Lethbridge Alberta

I’ve heard about Lethbridge Alberta my entire life. My mom used to constantly tell me about this place and that she was born there. It’s always been a place of mystery, yet familiarity to me. The name rings a bell, but only in my imagination could I ever picture what it was like. It was only through my mother’s vague memories, that have been fading for over 50 years, that I had any inkling about Lethbridge.

I finally had the chance to visit Lethbridge just the other day. It’s funny, my mom was born in Lethbridge, then partially raised in Calgary… I almost seem to be retracing her steps in my adult life!

There is a train bridge that connects two high hills and at the foot of it is a beautiful nature park. Unfortunately I was in town on business, so I had little time to explore the town itself. I figured I’d head straight for the train bridge one early morning to retrieve a landmark memory with my camera before heading out to the job site. When I parked at the parking lot nearest to the bridge, was when I discovered the nature park! It was a beautiful walk along the ‘Mini Bow River’ to the foot of the bridge itself. You can walk along the water, as I did, or explore the many paths that eventually lead to the bridge.

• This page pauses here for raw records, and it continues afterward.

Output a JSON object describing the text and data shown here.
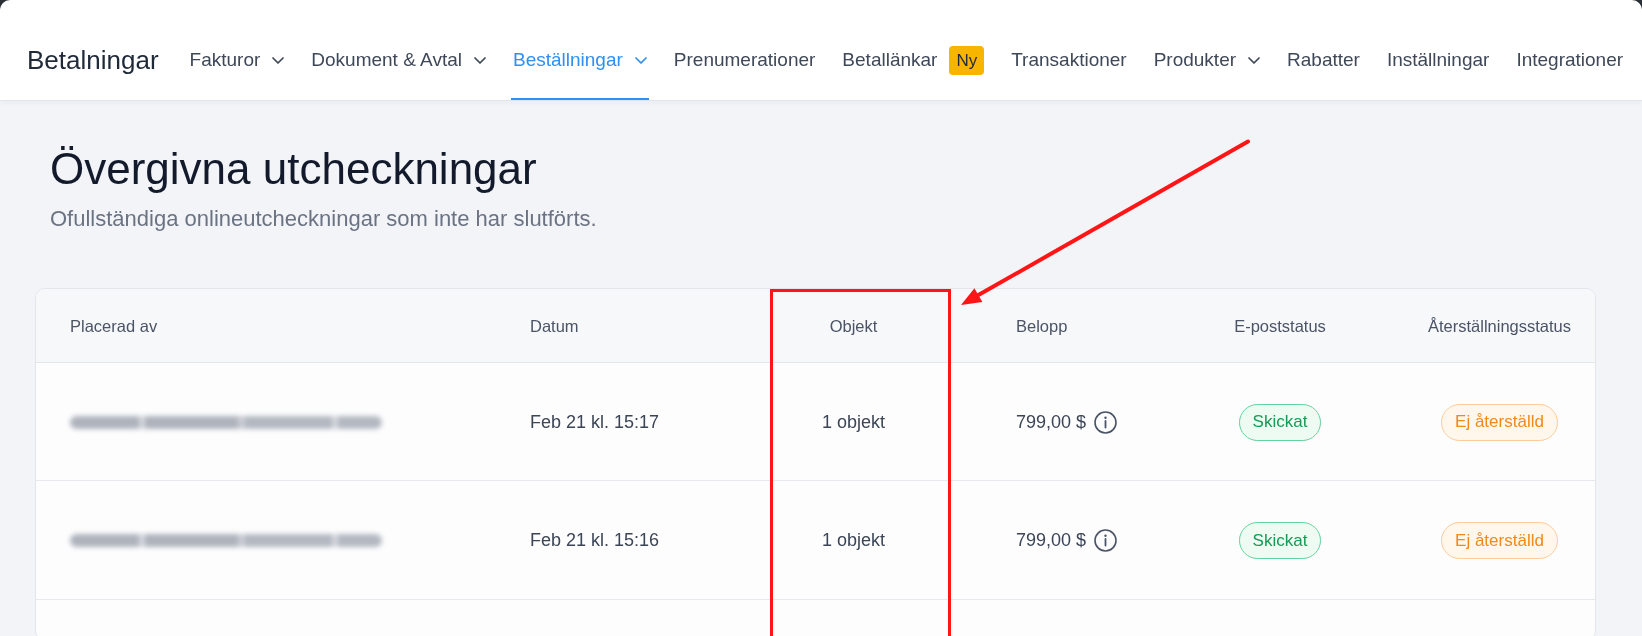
{
  "navbar": {
    "brand": "Betalningar",
    "items": [
      {
        "label": "Fakturor",
        "dropdown": true,
        "selected": false
      },
      {
        "label": "Dokument & Avtal",
        "dropdown": true,
        "selected": false
      },
      {
        "label": "Beställningar",
        "dropdown": true,
        "selected": true
      },
      {
        "label": "Prenumerationer",
        "dropdown": false,
        "selected": false
      },
      {
        "label": "Betallänkar",
        "dropdown": false,
        "selected": false,
        "badge": "Ny"
      },
      {
        "label": "Transaktioner",
        "dropdown": false,
        "selected": false
      },
      {
        "label": "Produkter",
        "dropdown": true,
        "selected": false
      },
      {
        "label": "Rabatter",
        "dropdown": false,
        "selected": false
      },
      {
        "label": "Inställningar",
        "dropdown": false,
        "selected": false
      },
      {
        "label": "Integrationer",
        "dropdown": false,
        "selected": false
      }
    ]
  },
  "page": {
    "title": "Övergivna utcheckningar",
    "subtitle": "Ofullständiga onlineutcheckningar som inte har slutförts."
  },
  "table": {
    "columns": [
      {
        "label": "Placerad av",
        "highlighted": false
      },
      {
        "label": "Datum",
        "highlighted": false
      },
      {
        "label": "Objekt",
        "highlighted": true
      },
      {
        "label": "Belopp",
        "highlighted": false
      },
      {
        "label": "E-poststatus",
        "highlighted": false
      },
      {
        "label": "Återställningsstatus",
        "highlighted": false
      }
    ],
    "rows": [
      {
        "placed_by_blurred": true,
        "date": "Feb 21 kl. 15:17",
        "items": "1 objekt",
        "amount": "799,00 $",
        "amount_info": true,
        "email_status": {
          "label": "Skickat",
          "kind": "success"
        },
        "recovery_status": {
          "label": "Ej återställd",
          "kind": "warning"
        }
      },
      {
        "placed_by_blurred": true,
        "date": "Feb 21 kl. 15:16",
        "items": "1 objekt",
        "amount": "799,00 $",
        "amount_info": true,
        "email_status": {
          "label": "Skickat",
          "kind": "success"
        },
        "recovery_status": {
          "label": "Ej återställd",
          "kind": "warning"
        }
      }
    ]
  },
  "annotation": {
    "arrow": true
  }
}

I walked along the water to the bridge’s base and found a reflection of the hill and the bridge in the only still part of the river. The sun had just peaked over the hills behind me when I took these shots, so my timing and lighting were perfect! After becoming completely amazed and astonished at the sheer beauty of the scene I was now immersed in, I realized that I was in town for business! I couldn’t stay to contemplate the immense size and complexity of the train bridge… I had work to do!

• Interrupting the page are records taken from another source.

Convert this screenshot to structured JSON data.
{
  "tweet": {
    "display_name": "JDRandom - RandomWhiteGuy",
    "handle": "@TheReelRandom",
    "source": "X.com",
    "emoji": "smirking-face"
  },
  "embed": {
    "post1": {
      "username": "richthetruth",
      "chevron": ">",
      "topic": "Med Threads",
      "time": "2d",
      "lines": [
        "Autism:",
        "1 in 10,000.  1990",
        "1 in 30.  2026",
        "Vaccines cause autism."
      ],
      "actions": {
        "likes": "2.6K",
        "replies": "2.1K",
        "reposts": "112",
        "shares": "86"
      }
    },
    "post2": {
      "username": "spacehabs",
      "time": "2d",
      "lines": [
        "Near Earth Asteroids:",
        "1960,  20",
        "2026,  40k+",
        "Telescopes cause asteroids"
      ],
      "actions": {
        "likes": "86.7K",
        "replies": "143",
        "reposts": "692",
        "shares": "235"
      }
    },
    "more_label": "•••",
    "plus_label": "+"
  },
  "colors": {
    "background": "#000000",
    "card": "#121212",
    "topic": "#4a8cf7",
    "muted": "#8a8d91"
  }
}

I chose to navigate the trails back to the parking lot in hopes of spotting one of the hundreds of birds that I could hear singing in the surrounding trees. As I emerged from one of the trails to a slight opening in the landscape, I soon realized that I had infringed upon the breakfast of about 30 white-tailed deer that were all staring at me in alarm. I calmly took aim and photographed the crowd in 15 degree increments, before having to continue on back to the parking lot and scattering the deer in all directions.

I’ll never forget that magical morning. I’ve never forgotten Lethbridge. I never will.



Wabi-sabi (in Kanji: 侘寂) represents a comprehensive Japanese world view or aesthetic centered on the acceptance of transience. The phrase comes from the two words wabi and sabi. The aesthetic is sometimes described as one of beauty that is “imperfect, impermanent, and incomplete” (according to Leonard Koren in his book Wabi-Sabi: for Artists, Designers, Poets and Philosophers). It is a concept derived from the Buddhist assertion of the Three marks of existence — Anicca, or in Japanese, 三法印 (sanbōin)), Impermanence. Note also that the Japanese word for rust, is also pronounced sabi (the borrowed Chinese character is different, but the word itself is of assumed common etymology), and there is an obvious semantic connection between these concepts. Characteristics of the wabi-sabi aesthetic include assymetry, asperity, simplicity, modesty, intimacy, and suggest a natural process.